If you are a Google Chrome user, chances are high that you know about this little thing called “Chromium.” Maybe you don’t know what exactly it is, but you have at least seen it on your PC/laptop.
So, what is this Chromium actually? How is it related to Google Chrome? In this article, we will clear up any confusion you might have by explaining the difference between the two browsers, as well as how something can be Chromium-based.
What is Chromium?
Chromium is an open-source web browser project that forms the basis for the ‘Google Chrome’ web browser. In other words, Chrome uses the Chromium’s source code and adds a bunch of features developed by Google and some nonfree components. That open-source code is developed and maintained by The Chromium Project, while Chrome itself is developed and maintained by tech giant Google.

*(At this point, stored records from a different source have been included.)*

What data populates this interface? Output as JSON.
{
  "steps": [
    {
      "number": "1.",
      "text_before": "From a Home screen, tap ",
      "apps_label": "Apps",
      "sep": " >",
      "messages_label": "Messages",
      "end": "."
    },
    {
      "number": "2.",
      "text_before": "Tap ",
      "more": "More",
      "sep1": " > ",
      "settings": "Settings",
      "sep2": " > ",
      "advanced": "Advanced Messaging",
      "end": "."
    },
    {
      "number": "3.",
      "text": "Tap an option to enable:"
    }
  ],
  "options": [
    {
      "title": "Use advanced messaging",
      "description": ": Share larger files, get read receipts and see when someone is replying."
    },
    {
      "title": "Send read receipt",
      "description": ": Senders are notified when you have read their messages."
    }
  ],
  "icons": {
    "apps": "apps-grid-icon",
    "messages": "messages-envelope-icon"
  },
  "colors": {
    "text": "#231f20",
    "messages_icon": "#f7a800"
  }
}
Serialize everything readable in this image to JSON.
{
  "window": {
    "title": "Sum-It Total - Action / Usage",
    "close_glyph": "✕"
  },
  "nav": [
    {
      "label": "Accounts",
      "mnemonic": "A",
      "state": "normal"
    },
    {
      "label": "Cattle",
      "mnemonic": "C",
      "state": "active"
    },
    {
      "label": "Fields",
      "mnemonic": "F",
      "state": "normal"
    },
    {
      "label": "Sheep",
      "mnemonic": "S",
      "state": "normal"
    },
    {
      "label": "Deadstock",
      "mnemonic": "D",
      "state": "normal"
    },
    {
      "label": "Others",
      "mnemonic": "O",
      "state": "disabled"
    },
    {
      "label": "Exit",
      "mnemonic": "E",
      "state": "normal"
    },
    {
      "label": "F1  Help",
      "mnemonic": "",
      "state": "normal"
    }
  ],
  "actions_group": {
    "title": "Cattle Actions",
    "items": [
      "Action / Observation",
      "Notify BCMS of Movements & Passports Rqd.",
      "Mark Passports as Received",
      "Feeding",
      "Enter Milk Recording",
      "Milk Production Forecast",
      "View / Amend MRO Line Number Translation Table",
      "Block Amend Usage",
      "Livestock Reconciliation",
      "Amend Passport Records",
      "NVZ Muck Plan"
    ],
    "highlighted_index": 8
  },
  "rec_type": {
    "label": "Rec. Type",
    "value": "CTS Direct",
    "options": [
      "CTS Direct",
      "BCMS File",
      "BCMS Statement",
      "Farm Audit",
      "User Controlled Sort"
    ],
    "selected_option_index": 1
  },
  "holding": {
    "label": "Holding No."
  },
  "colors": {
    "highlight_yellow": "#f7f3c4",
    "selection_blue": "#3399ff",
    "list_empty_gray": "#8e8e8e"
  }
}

“For those unaware, open-source projects allow anyone to view, edit and make changes to the program, with the goal of everyone working together to make the best possible application.”
When Google first launched its Chrome browser back in 2008, its different parts are released under different free software licenses which include BSD License, MIT License, LGPL, etc. They open-sourced most of the software and released it to the Chromium project.
Chromium Vs. Google Chrome – What’s the Difference?
From a user-end perspective, Google Chrome and Chromium are basically the same thing. They share an interface, extensions and most basic features. You can differentiate Chrome and Chromium by looking at their logo, Chrome is colorful and Chromium is blue. However, that’s not the only difference between Chrome and Chromium.
The biggest difference between the two browsers is that, while Chrome is based on Chromium and has all the features of Chromium, Google also adds a number of proprietary features to their Chrome browser that Chromium lacks such as automatic updates, support for additional video formats, and built-in PDF viewer and Flash player. Get in as we discuss more differences between chrome and chromium.
Specifically, Google takes Chromium and then adds the following:
On Windows, Chrome uses GoogleUpdate – an auto-update system for the browser, to automatically update to the latest version. It is not available for Chromium. On some Linux distributions, updates are made available via package repositories. Google Update is also used for other applications like Google Earth.
Chromium’s HTML5 audio/video codec support is limited to what is available as non-proprietary codecs like Theora, Vorbis, VP9, WebM, etc. In the case of Chrome, it adds support for some non-free stuff like AAC, MP3, and H.264 (now free).
Usage statistics and crash reporting:
Unlike Chromium, Google has added the crash reporting and usage statistics options to Chrome so as to automatically send statistics on crashes and errors to Google servers for analysis. It includes general data like information about your device and OS, Chrome settings, search queries, visited websites having malware, etc. This allows Google to provide suggestions, results, and ads that are relevant to you.
However, crash reporting and usage tracking can be disabled from Chrome’s settings.
Adobe Flash Plugin
Google Chrome supports a Pepper API (PPAPI) Flash plug-in which gets updated automatically with Chrome. Since it’s not open source, Chromium doesn’t support it out of the box like Google Chrome.
However, this difference between Chrome and Chromium doesn’t matter much as Adobe Flash is being phased out for the newer HTML5.
Chrome Web Store
On Google Chrome, the functionality to add extensions outside the Chrome Web Store is disabled on all Windows and Mac Channels. However, the extensions can be added via developer mode.
Google Chrome installer includes a randomly generated token. The token is sent to Google after the installation completes in order to measure the success rate. Google also uses the RLZ identifier to track a user while doing Google search and using the address bar. However, it doesn’t track any personal information.
Both Chrome and Chromium have Sandbox support. The only difference is that the Sandbox feature is always enabled in the case of Google Chrome, while for Chromium, some Linux distributions may disable the feature.
Chrome Vs Chromium: Which one is better?
It’s hard to decide which one to choose between the open source Chromium and feature-rich Google Chrome.
For Windows and MacOS, it is better to use Google Chrome as Chromium doesn’t come as a stable release. In the case of Linux, known for its love for free and open source software, Chromium might be a better option (only, if you are okay with the fact that it doesn’t update automatically, lacks Adobe Flash plugin and other media codecs discussed above).
In brief, for users who aren’t so passionate about open-source software, chromium is a good option for them. If you’re into open-source software and try to avoid any closed-source bits, Chromium is a good option for you. You should note that while it’s not Google-branded, Chromium is still very Google-centric. For example, Chromium contains the same sync features found in Chrome, allowing you to log in with a Google account and sync your data.
Various Linux distributions are even offering a modified Chromium, adding various missing features. In fact, Chromium is now being considered as the default web browser in many distros on the likes of Mozilla Firefox.
Supported Platforms for Chrome and Chromium:
Google Chrome and Chromium are available not just for laptops and desktops but also for tablets, Android, and iOS smartphones.
For Chrome: Windows, MacOS, Linux, Android, iOS
For Chromium: Windows, Mac, Linux, Android
How to Download Chrome and Chromium?
You can download Chrome from the official download page provided by Google using this link here.
You can download Chromium using the official download page here.